There's a very healthy and positive debate among the three alphabet companies—STR, PwC and PKF—that keep track of hotel industry performance. The question is exactly how fast the lodging industry is recovering, at least judged by forecasted 2011 growth in RevPAR.
All three firms recently revised their outlooks and unveiled them at this week's ALIS Summer Summit in Dallas. The results: PKF says RevPAR will improve by 6.9% this year; PwC pegs the increase at 7.6%; while the usually conservative STR says this key industry measure will rise a very healthy 8.0% this year.
Of course, while these rosy forecasts are music to the ears of hotel owners, developers, lenders and operators, there is one disturbing trend buried in the data: Despite record demand for hotel rooms and low levels of new hotel openings, average rates are barely inching up. But even here there's some good.
STR's Senior Vice President Jan Freitag said more transient rooms will be sold in 2011 than in the pre-recession high-water-mark year of 2007. And although rates remain far below that peak year, hoteliers can change them quickly if they have the will to do so. Group demand is nearly back to 2007 levels, too, but rates will remain low until customer-friendly contracts signed during the downturn burn off.
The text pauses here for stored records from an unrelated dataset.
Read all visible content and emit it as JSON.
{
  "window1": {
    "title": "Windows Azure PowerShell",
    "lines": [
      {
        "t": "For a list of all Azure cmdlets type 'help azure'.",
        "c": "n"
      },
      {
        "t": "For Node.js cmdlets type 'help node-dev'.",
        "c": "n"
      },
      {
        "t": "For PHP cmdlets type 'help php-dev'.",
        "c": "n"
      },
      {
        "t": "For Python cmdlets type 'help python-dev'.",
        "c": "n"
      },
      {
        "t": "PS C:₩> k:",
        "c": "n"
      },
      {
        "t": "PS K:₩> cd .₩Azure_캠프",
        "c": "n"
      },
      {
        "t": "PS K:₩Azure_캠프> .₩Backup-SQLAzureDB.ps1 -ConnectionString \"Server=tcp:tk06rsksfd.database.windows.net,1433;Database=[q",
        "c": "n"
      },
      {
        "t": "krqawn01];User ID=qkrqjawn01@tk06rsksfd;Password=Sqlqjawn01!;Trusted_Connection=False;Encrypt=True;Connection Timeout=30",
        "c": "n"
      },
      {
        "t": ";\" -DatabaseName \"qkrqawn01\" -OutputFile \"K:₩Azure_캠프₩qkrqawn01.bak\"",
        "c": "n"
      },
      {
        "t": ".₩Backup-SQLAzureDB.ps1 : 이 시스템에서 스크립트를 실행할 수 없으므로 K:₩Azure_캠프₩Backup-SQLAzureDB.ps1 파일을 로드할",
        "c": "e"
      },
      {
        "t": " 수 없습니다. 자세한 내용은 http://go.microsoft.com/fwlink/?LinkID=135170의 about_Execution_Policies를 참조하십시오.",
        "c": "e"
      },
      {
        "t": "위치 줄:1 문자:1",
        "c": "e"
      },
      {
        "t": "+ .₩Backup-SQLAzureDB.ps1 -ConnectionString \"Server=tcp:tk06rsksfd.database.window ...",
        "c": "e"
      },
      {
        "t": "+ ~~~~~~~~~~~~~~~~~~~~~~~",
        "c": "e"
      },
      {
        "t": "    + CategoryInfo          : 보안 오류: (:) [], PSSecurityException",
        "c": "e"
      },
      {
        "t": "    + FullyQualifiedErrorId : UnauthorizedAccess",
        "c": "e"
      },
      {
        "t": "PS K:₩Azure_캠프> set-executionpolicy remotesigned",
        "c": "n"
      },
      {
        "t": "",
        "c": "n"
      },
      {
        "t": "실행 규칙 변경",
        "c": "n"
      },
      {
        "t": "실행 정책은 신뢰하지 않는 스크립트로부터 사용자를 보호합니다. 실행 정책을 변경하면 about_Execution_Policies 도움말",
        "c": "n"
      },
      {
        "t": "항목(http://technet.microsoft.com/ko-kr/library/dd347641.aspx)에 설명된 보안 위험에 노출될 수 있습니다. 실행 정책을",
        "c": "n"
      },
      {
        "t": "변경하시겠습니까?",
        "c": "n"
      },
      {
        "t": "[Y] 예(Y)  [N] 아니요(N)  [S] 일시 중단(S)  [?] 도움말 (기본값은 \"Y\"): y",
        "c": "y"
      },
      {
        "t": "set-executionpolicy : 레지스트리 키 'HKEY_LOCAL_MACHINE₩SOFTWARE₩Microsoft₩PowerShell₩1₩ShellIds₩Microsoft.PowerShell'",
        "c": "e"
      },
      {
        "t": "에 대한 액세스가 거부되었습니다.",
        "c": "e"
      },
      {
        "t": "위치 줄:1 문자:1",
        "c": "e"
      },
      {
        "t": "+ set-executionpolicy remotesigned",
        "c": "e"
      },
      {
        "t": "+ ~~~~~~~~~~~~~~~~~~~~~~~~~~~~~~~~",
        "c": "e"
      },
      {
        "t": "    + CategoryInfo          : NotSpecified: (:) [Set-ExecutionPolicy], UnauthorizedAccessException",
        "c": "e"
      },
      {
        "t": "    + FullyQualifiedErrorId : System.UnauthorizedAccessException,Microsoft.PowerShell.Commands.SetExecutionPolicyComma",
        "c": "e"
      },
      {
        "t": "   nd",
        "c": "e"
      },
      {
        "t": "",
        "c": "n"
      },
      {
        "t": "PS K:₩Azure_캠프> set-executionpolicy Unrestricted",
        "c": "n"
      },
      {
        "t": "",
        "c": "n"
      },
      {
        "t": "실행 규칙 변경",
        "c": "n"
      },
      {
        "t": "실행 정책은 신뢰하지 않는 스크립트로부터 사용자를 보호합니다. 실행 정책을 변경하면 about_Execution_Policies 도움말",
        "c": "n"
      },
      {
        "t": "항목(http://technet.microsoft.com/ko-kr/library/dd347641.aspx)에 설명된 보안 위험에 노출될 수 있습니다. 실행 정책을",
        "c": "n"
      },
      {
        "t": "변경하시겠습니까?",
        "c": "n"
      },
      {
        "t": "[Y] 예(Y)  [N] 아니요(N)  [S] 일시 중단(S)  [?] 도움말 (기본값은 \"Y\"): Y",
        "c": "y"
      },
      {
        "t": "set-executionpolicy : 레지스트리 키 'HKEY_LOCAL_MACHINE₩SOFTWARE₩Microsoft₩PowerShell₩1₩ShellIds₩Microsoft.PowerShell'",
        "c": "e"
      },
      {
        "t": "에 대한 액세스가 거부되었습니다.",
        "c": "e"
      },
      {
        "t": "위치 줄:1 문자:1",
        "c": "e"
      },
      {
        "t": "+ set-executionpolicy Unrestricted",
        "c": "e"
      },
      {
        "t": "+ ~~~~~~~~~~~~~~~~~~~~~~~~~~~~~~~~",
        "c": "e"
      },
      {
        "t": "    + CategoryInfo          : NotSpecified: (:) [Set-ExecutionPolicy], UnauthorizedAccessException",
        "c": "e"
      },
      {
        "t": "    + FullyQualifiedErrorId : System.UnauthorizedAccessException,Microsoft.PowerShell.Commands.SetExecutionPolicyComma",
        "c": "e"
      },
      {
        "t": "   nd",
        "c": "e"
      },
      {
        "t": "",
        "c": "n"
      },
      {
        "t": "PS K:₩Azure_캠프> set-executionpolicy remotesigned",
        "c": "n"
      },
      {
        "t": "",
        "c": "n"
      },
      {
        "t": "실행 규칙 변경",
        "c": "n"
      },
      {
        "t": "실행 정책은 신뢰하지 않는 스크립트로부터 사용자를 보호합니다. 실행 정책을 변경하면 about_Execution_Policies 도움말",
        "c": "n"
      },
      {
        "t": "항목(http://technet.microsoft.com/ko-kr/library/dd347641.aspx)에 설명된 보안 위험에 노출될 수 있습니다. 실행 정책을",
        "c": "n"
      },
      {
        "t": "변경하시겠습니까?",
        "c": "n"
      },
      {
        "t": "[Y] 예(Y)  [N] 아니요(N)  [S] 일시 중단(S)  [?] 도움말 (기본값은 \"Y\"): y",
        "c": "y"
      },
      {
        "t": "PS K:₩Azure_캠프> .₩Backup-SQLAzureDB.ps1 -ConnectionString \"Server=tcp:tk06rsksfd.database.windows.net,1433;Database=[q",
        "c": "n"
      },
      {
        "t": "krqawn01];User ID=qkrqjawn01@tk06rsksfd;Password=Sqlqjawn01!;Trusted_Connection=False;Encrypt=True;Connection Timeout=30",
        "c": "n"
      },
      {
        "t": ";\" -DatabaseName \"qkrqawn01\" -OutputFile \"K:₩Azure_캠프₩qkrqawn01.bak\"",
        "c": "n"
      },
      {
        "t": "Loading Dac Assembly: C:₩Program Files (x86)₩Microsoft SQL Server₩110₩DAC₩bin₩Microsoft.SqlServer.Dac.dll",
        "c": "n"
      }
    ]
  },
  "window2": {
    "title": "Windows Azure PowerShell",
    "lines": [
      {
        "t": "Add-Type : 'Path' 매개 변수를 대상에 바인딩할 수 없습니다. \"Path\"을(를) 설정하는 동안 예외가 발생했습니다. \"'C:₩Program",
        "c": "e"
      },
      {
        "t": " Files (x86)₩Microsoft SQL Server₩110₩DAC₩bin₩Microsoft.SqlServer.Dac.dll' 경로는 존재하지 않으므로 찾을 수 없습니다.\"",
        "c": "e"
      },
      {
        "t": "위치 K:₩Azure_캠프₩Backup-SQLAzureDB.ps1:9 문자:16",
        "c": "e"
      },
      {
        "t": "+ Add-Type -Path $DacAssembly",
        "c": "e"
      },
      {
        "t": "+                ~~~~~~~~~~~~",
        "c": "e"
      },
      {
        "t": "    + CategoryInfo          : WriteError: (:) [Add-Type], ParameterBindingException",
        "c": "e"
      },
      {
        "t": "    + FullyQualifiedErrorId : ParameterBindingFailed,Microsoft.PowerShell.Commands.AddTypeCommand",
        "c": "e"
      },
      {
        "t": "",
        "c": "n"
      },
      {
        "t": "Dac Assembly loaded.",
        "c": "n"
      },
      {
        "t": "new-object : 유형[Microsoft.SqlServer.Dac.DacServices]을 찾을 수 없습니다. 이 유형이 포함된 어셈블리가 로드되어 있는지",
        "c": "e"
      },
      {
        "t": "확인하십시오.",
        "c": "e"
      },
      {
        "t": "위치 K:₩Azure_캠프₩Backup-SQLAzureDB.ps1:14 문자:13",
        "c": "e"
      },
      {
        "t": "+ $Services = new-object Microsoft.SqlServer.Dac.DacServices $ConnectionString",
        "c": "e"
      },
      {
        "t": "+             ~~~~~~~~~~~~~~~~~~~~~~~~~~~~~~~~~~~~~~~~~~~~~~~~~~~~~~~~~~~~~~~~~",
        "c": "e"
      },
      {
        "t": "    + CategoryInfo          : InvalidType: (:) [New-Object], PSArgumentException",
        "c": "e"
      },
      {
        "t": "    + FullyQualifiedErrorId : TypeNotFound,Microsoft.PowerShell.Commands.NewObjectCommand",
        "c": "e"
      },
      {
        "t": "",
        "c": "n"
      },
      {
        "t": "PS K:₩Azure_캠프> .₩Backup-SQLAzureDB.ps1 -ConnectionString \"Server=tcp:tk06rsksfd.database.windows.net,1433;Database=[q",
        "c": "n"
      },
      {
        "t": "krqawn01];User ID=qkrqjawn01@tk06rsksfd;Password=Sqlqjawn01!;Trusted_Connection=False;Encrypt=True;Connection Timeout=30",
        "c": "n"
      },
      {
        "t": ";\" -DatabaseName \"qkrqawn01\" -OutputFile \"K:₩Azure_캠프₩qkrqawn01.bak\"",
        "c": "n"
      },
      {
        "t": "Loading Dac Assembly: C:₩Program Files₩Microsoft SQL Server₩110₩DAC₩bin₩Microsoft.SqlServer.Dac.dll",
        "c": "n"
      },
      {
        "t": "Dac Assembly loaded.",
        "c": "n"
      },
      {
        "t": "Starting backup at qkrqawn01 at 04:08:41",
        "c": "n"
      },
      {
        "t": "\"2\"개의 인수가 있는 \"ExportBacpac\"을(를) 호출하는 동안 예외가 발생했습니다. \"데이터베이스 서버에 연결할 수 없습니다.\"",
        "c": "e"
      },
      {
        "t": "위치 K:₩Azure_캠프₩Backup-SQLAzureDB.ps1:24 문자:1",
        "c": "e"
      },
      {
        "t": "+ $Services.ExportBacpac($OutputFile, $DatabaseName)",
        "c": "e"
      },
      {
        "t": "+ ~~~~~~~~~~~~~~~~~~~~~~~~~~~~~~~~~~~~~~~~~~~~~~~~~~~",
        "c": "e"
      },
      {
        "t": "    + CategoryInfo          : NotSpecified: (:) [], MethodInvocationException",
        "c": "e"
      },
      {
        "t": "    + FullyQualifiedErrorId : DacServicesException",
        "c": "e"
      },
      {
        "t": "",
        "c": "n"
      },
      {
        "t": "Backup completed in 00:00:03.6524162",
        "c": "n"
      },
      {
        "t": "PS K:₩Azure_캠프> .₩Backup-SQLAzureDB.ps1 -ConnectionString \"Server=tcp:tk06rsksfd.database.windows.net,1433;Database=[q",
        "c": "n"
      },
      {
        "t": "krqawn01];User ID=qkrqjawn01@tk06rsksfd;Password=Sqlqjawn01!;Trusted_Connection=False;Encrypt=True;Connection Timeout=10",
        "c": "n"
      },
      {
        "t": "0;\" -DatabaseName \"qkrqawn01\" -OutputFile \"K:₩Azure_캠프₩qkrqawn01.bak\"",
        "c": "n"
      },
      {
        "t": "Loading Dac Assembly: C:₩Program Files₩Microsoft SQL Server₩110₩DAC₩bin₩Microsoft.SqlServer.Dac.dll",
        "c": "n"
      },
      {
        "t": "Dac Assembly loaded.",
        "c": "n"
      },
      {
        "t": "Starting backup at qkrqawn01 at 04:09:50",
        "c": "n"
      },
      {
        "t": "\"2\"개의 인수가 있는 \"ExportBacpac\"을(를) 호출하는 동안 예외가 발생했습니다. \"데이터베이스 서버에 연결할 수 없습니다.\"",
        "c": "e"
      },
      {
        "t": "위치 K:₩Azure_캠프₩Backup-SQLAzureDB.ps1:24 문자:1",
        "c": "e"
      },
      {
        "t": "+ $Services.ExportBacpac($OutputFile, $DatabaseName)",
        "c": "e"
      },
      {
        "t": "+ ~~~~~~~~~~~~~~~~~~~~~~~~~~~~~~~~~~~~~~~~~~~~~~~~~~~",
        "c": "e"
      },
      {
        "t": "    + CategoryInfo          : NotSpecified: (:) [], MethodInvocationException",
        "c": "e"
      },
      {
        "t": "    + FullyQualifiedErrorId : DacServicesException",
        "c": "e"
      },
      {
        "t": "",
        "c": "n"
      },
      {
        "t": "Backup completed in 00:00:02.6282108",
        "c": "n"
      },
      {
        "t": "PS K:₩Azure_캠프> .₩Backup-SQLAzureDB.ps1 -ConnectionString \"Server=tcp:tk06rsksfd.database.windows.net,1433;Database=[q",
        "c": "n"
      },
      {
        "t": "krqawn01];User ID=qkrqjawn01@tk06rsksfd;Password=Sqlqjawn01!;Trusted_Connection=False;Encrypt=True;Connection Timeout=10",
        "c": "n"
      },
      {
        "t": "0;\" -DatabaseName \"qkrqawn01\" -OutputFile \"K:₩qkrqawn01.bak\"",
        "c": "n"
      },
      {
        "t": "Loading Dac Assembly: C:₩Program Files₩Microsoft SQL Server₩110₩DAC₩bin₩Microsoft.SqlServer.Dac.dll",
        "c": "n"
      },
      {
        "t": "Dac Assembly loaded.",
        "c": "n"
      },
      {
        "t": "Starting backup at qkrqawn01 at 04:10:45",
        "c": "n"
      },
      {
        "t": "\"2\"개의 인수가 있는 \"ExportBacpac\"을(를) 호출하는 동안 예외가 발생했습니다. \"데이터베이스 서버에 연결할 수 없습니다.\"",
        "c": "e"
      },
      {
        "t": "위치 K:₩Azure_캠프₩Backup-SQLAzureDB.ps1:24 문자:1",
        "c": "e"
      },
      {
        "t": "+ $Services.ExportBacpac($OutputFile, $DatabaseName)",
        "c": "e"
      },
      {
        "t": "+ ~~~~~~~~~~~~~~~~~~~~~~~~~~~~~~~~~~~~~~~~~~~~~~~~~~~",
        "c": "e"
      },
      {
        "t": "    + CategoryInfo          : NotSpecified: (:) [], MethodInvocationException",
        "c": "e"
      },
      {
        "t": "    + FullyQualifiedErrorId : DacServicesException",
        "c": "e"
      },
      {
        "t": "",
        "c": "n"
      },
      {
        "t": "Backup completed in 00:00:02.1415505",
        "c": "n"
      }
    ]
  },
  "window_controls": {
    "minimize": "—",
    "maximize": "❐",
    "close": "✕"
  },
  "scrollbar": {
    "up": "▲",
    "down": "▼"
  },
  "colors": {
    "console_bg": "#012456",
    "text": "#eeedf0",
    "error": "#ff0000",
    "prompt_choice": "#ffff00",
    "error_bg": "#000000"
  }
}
Of course, hoteliers still need to muster the courage to negotiate tougheras meeting clients look for future space.
Dr. Jack Corgel, Cornell University professor and senior advisor to PKF Hospitality Research, had an optimistic take on the state of leisure business. He says leisure business has held up, and should continue to do so, because while unemployment among unskilled workers is around 25%, it's only 4% among consumers with college degrees, a group that tends to travel a lot more for pleasure.